Driving home for lunch yesterday, I had my first real-life experience with a freeway wrong-way driver. Unfortunately, I first saw him a few hundred yards straight in front of me, when the pickup that had been in the left-hand lane ahead of me suddenly swerved into the right-hand lane. The potential killer was barreling toward me at a relative speed of about 150 mph, and I had maybe a few seconds to react.

Also unfortunately, he and I were both in the left-hand lane, and I was next to a tractor-trailer in the right-hand lane. I braked hard, but even while I did so I realized I couldn’t slow down fast enough to get behind the semi.

Yet I still went right. Years ago I read that panicked drivers will swerve right, so you should never try to get around an oncoming car to your left. I’ve thought about that many times since, so maybe that’s why my instinctual reaction was what it was.

But if the trucker next to me hadn’t also moved right – as far right as he could go without crashing – I would not be writing this. Because he went right as I went right. And when I believed I couldn’t go right any more without hitting him, I did it anyway because otherwise I was going to hit the oncoming car, which continued on dead straight.

I couldn’t have missed him by more than an inch, nor could I have missed the left side of the semi by any more than that either. It was so close that when I got home, I inspected my pickup for damage. There was none.

So: thank you, thank you, thank you to that unknown trucker. If it weren’t for the room you made for me I would now be dead.

I’d like to say there are all sorts of lessons for life or business or whatever from my experience, but there aren’t. As I said, I’ve thought many times about this type of scenario, and what I decided I’d do when I had time to think about it is exactly what I did when I had no time. And in this particular case, it worked. But if the oncoming car had swerved to his left, I would now be dead. (And I’m not even sure where I read what I did about panicked drivers, so it could have been completely bogus information.)

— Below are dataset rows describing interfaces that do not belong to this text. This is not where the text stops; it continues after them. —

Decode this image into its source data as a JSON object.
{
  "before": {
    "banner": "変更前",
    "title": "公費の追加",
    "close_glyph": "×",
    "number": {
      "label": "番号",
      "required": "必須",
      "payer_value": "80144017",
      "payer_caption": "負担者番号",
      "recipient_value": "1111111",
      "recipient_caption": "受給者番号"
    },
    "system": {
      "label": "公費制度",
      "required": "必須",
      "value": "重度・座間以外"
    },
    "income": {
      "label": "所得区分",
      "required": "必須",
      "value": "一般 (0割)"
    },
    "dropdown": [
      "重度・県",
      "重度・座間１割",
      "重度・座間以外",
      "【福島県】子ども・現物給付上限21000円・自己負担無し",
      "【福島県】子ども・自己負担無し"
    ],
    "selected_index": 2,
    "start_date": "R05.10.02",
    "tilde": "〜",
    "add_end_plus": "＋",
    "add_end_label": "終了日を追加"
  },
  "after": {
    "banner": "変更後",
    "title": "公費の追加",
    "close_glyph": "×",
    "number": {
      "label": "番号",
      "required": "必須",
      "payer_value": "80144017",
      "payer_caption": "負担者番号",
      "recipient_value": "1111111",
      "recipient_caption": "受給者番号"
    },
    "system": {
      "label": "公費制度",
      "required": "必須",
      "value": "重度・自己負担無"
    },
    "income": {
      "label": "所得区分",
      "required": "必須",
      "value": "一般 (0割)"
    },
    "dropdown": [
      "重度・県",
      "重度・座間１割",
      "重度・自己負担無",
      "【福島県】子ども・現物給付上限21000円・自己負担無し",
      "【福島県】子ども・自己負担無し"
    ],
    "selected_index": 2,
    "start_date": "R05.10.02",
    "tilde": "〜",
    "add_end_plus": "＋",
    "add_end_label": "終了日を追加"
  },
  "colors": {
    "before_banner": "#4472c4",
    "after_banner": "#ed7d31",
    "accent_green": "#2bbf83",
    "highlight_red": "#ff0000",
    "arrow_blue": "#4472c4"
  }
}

There are so many variables, you simply can’t prepare for every eventuality. Perhaps my many times contemplating such a scenario explains why I didn’t panic, and in fact felt no fear. But on the other hand, there simply wasn’t time. I saw the car, I reacted, and I watched it tear past me. Then I drove the rest of the way home, a little wobbly, in sheer wonder that I was still alive.

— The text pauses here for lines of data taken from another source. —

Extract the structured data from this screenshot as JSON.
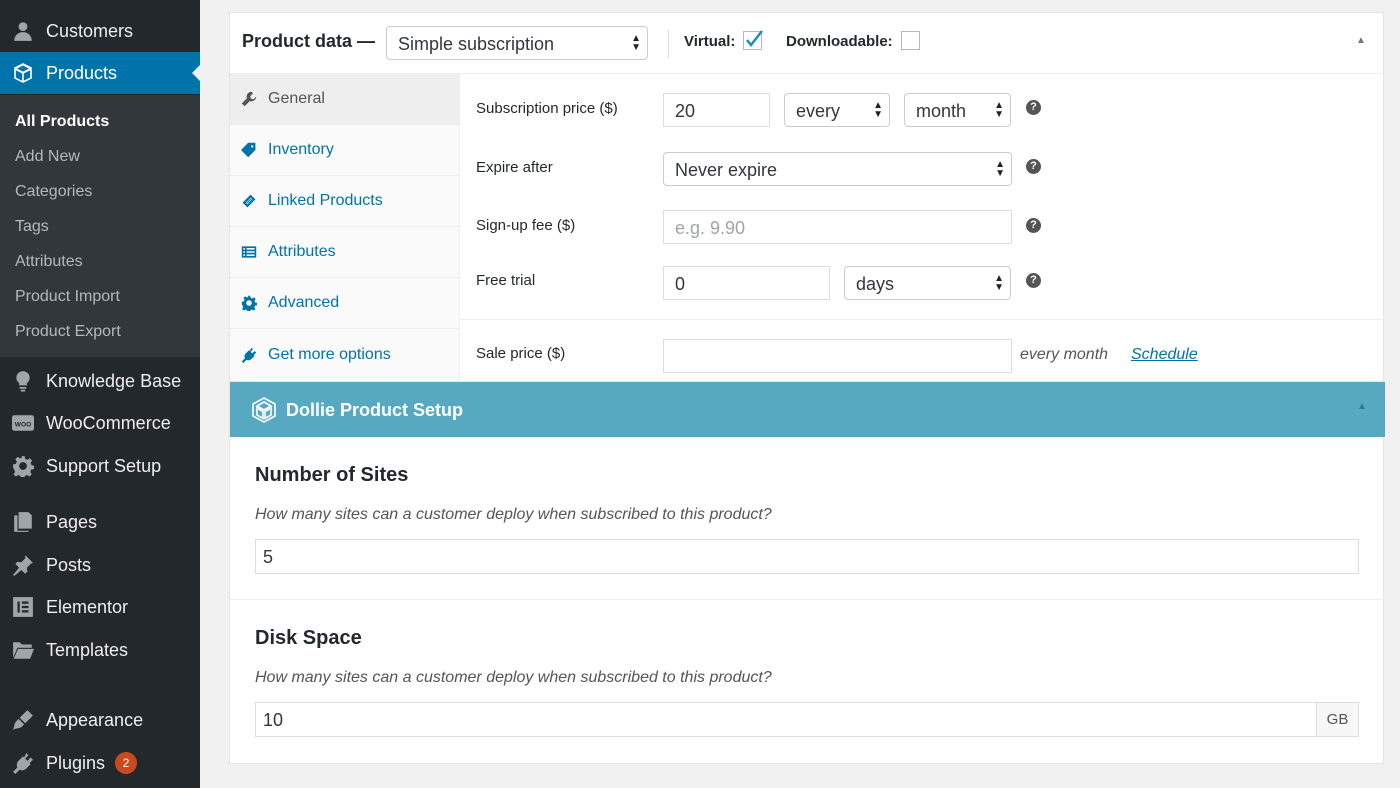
{
  "sidebar": {
    "menu": [
      {
        "label": "Customers",
        "icon": "user-icon"
      },
      {
        "label": "Products",
        "icon": "box-icon"
      },
      {
        "label": "Knowledge Base",
        "icon": "lightbulb-icon"
      },
      {
        "label": "WooCommerce",
        "icon": "woo-icon"
      },
      {
        "label": "Support Setup",
        "icon": "gear-icon"
      },
      {
        "label": "Pages",
        "icon": "pages-icon"
      },
      {
        "label": "Posts",
        "icon": "pin-icon"
      },
      {
        "label": "Elementor",
        "icon": "elementor-icon"
      },
      {
        "label": "Templates",
        "icon": "folder-icon"
      },
      {
        "label": "Appearance",
        "icon": "brush-icon"
      },
      {
        "label": "Plugins",
        "icon": "plugin-icon",
        "badge": "2"
      }
    ],
    "submenu": [
      "All Products",
      "Add New",
      "Categories",
      "Tags",
      "Attributes",
      "Product Import",
      "Product Export"
    ]
  },
  "product_data": {
    "title": "Product data —",
    "type_value": "Simple subscription",
    "virtual_label": "Virtual:",
    "virtual_checked": true,
    "downloadable_label": "Downloadable:",
    "downloadable_checked": false,
    "tabs": [
      "General",
      "Inventory",
      "Linked Products",
      "Attributes",
      "Advanced",
      "Get more options"
    ],
    "fields": {
      "subscription_price_label": "Subscription price ($)",
      "subscription_price_value": "20",
      "interval_value": "every",
      "period_value": "month",
      "expire_label": "Expire after",
      "expire_value": "Never expire",
      "signup_label": "Sign-up fee ($)",
      "signup_placeholder": "e.g. 9.90",
      "trial_label": "Free trial",
      "trial_value": "0",
      "trial_period_value": "days",
      "sale_label": "Sale price ($)",
      "sale_value": "",
      "sale_suffix": "every month",
      "schedule_link": "Schedule",
      "help_glyph": "?"
    }
  },
  "dollie": {
    "title": "Dollie Product Setup",
    "sites_heading": "Number of Sites",
    "sites_desc": "How many sites can a customer deploy when subscribed to this product?",
    "sites_value": "5",
    "disk_heading": "Disk Space",
    "disk_desc": "How many sites can a customer deploy when subscribed to this product?",
    "disk_value": "10",
    "disk_unit": "GB"
  },
  "colors": {
    "sidebar": "#23282d",
    "accent": "#0073aa",
    "dollie_header": "#56a9c1",
    "badge": "#ca4a1f"
  }
}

And I kissed my wife and my two sons, who just happened to be home from school because a fall heat wave gave them an unscheduled half-day.

What is God trying to tell me?